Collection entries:

▬▬▬▬▬▬

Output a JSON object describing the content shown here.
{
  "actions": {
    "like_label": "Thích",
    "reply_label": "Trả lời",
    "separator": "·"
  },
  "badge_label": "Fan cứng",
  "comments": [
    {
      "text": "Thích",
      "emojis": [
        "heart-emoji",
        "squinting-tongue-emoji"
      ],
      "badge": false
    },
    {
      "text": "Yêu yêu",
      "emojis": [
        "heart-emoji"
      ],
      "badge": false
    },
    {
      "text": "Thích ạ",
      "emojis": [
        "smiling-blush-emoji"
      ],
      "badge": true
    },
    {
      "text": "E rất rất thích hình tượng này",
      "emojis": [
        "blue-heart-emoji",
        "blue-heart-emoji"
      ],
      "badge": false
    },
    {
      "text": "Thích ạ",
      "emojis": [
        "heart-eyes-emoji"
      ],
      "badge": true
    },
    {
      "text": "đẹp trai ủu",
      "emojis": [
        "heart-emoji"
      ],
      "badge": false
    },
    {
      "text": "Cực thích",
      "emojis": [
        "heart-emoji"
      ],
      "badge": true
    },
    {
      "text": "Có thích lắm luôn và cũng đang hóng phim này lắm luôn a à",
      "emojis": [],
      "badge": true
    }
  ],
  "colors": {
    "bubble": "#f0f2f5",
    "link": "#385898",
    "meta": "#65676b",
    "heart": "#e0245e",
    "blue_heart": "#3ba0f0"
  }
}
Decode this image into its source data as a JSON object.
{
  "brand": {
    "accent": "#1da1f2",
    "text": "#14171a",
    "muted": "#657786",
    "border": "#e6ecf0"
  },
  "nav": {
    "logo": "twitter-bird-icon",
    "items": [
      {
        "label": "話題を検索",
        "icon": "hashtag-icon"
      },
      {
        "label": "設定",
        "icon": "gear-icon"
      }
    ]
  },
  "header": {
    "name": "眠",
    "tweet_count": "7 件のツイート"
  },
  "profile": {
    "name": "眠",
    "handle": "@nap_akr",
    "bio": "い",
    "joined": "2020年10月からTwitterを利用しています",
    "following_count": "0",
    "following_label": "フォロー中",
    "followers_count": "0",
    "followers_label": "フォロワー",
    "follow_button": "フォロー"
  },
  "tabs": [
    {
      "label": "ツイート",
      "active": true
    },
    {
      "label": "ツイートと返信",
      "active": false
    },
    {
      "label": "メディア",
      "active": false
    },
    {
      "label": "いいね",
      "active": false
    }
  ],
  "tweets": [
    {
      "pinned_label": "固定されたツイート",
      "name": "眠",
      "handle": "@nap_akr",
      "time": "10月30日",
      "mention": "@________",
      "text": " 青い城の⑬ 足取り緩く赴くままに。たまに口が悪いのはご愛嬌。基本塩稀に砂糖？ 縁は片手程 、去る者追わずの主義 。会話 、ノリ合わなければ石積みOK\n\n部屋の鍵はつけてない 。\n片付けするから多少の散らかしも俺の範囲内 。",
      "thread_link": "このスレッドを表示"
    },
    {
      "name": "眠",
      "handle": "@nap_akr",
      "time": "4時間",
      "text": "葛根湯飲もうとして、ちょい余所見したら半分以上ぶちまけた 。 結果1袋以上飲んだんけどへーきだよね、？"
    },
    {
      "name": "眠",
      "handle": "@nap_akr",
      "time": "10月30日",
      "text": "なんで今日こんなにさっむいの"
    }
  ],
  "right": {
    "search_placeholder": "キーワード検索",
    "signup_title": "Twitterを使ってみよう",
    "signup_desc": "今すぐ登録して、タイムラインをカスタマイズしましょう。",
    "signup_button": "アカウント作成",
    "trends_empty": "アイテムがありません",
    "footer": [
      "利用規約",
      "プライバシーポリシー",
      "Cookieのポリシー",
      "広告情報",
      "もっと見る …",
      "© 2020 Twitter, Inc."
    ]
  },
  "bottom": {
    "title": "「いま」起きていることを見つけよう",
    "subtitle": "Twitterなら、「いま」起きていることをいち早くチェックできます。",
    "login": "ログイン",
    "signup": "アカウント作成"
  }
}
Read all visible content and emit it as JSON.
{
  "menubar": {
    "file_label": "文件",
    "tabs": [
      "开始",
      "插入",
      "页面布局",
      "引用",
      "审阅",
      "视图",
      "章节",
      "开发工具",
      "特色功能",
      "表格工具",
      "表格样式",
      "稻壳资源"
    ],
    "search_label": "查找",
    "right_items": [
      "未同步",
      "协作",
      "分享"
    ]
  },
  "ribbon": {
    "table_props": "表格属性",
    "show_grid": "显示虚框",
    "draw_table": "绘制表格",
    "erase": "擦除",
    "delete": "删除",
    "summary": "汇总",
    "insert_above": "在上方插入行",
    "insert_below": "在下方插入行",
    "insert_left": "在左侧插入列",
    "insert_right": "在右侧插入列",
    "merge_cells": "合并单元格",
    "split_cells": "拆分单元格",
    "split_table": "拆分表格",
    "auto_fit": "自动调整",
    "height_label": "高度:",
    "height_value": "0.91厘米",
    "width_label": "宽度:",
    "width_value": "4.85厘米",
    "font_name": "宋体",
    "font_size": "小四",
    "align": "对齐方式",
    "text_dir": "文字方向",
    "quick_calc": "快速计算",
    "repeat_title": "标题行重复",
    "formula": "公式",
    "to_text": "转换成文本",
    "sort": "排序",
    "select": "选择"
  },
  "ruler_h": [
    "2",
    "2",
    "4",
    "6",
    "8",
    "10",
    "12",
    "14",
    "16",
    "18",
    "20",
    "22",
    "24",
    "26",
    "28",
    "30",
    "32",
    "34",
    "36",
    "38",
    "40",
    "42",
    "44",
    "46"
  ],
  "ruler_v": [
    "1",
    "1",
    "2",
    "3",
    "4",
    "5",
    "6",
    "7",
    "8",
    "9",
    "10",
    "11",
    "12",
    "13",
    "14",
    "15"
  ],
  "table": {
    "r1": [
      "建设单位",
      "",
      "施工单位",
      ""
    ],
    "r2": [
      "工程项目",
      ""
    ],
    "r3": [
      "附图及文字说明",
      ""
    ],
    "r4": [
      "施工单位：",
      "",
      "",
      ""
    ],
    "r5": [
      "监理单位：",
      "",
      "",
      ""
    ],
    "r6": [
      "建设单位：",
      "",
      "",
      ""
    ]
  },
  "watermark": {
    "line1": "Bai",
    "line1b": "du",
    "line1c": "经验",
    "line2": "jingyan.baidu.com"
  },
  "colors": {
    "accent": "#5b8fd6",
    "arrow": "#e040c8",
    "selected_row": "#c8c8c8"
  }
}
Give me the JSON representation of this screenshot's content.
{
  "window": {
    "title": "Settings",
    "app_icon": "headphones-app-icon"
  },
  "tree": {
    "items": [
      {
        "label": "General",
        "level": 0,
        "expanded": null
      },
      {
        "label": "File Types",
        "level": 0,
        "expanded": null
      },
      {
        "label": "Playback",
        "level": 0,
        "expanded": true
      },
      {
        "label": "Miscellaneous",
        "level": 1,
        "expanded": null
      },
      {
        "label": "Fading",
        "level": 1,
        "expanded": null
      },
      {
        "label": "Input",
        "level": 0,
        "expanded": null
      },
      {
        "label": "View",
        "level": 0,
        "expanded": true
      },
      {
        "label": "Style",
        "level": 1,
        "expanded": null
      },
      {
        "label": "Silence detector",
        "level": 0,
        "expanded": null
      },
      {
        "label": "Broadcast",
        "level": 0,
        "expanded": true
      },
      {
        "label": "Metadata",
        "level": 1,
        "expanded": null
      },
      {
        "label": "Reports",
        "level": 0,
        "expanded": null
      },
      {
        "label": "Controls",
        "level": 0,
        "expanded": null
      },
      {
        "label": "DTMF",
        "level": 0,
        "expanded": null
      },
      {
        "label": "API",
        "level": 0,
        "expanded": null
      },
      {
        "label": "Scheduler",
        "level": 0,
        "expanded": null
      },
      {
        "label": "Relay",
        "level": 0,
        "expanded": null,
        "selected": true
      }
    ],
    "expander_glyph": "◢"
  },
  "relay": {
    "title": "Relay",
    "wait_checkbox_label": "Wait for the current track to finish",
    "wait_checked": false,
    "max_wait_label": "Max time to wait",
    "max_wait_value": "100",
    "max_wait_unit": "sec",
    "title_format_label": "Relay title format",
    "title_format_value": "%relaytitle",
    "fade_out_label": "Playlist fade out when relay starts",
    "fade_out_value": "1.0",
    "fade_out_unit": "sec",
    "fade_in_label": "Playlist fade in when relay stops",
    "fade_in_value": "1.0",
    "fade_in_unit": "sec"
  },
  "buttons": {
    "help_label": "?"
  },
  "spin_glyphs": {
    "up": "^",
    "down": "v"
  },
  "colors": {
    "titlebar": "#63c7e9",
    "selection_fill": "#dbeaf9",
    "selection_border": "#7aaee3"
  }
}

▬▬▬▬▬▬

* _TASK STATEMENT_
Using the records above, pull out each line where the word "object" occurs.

* _RESPONSE_
Output a JSON object describing the content shown here.
Decode this image into its source data as a JSON object.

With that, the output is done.